Abstract

Background Supplemental immunisation activity (SIA) campaigns provide children with an additional dose of measles vaccine and deliver other child health interventions including vitamin A supplements, deworming medications and oral polio vaccines. They also require the mobilisation of a large health workforce. We assess the impact of the implementation of SIA campaigns on selected routine child and maternal health services in South Africa (SA).

Methods We use district-level monthly headcount data for 52 South African districts for the period 2001–2010, sourced from the District Health Information System, SA. The data include 12 child and maternal health headcount indicators including routine immunisation, and maternal and reproductive health indicators. We analyse the association between the implementation of the 2010 SIA campaign and the change (decrease/increase) in headcounts, using a linear regression model.

Results We find a significant decrease for eight indicators. The total number of fully immunised children before age 1 decreased by 29% (95% CI 23% to 35%, p<0.001) during the month of SIA implementation; contraceptive use and antenatal visits decreased by 7–17% (p ≤ 0.02) and about 10% (p<0.001), respectively.

Conclusions SIA campaigns may negatively impact health systems during the period of implementation by disrupting regular functioning and diverting resources from other activities, including routine child and maternal health services. SIA campaigns present multidimensional costs that need to be explicitly considered in benefit–cost assessments.

  • CHILD HEALTH
  • INTERNATIONAL HLTH
  • IMMUNIZATION
  • HEALTH SERVICES
  • HEALTH POLICY

Statistics from Altmetric.com

Request permissions

If you wish to reuse any or all of this article please use the link below which will take you to the Copyright Clearance Center’s RightsLink service.
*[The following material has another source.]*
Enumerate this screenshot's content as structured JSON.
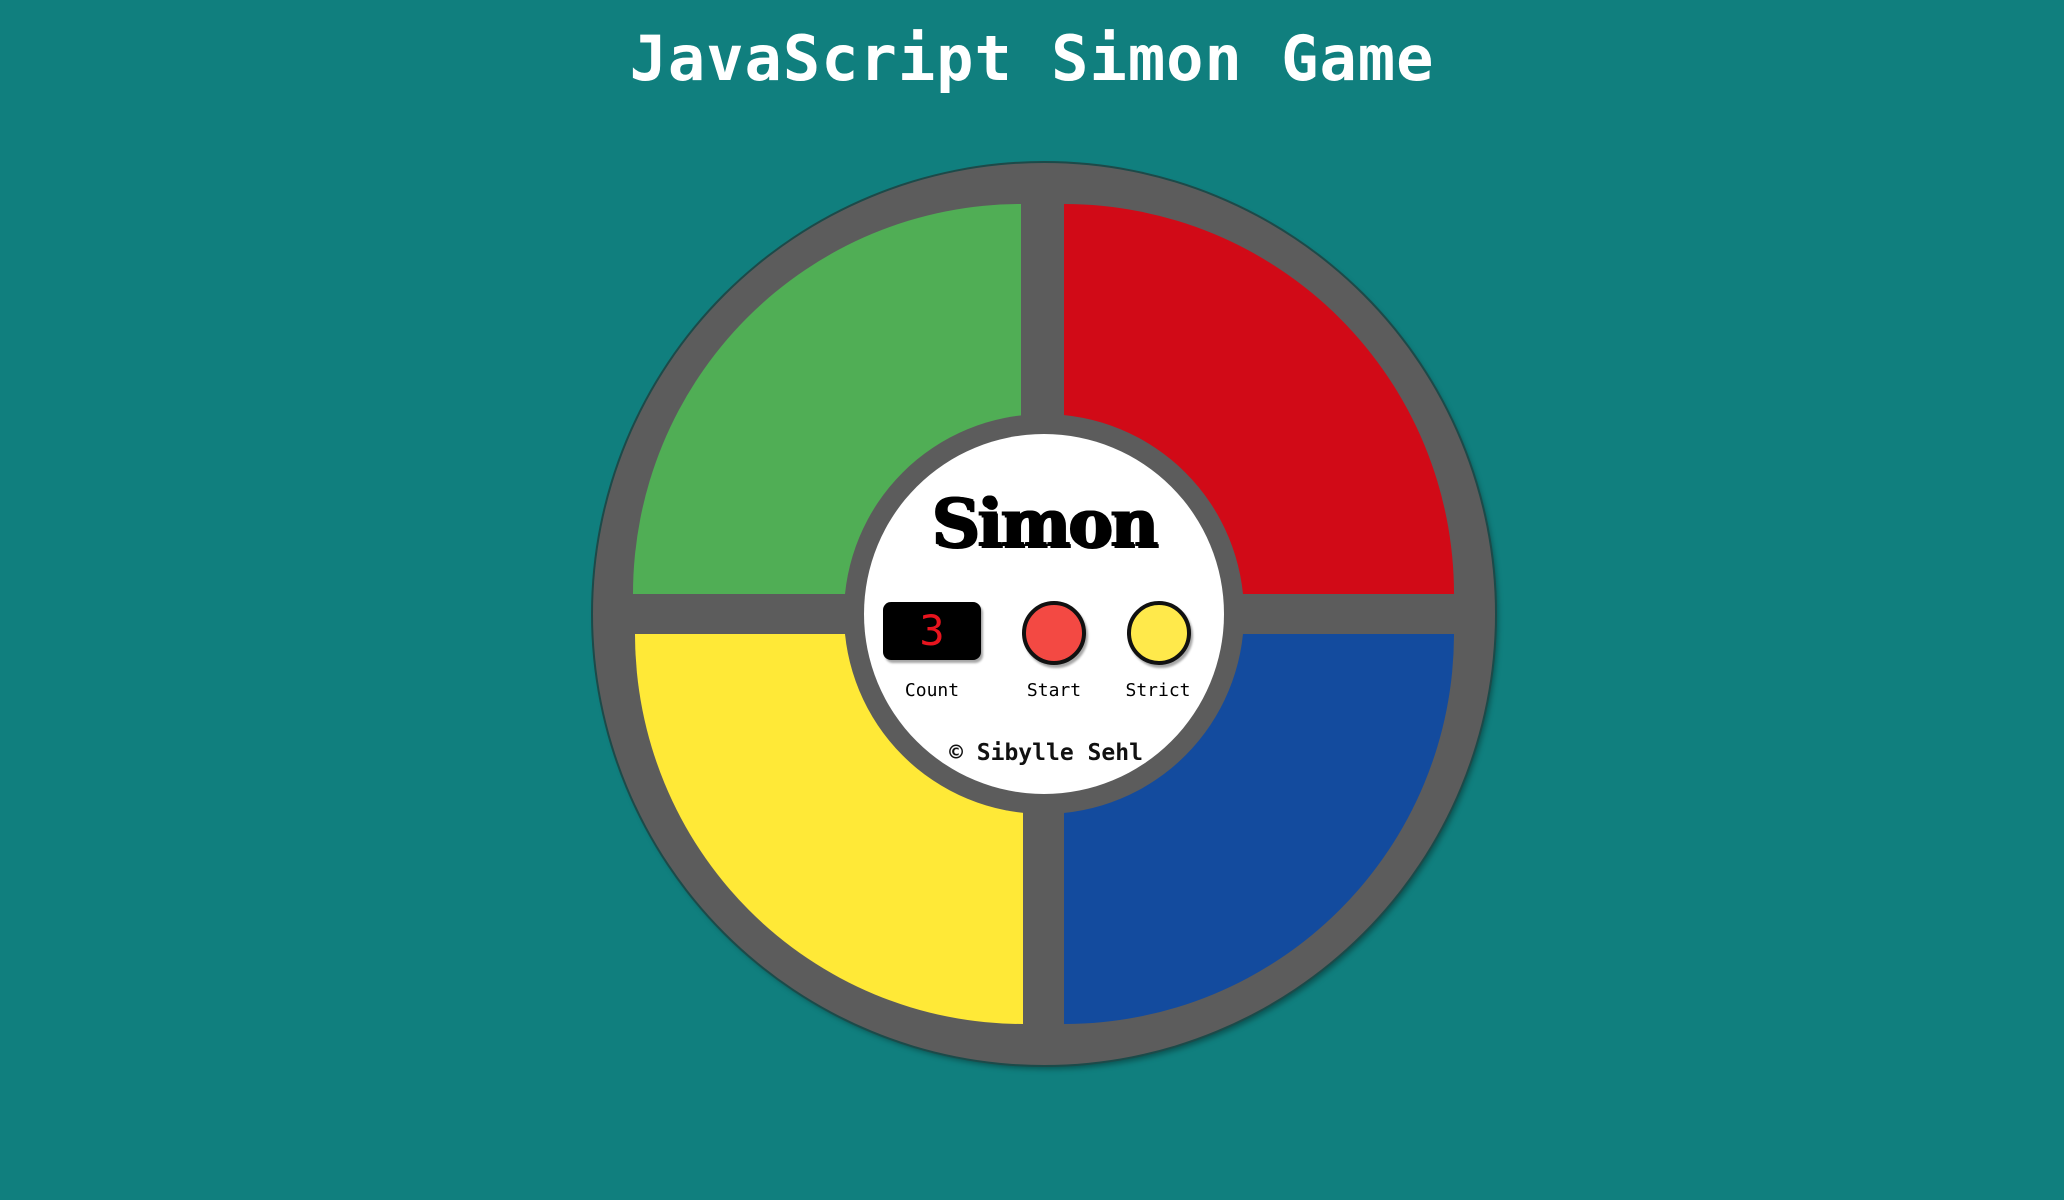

You will be able to get a quick price and instant permission to reuse the content in many different ways.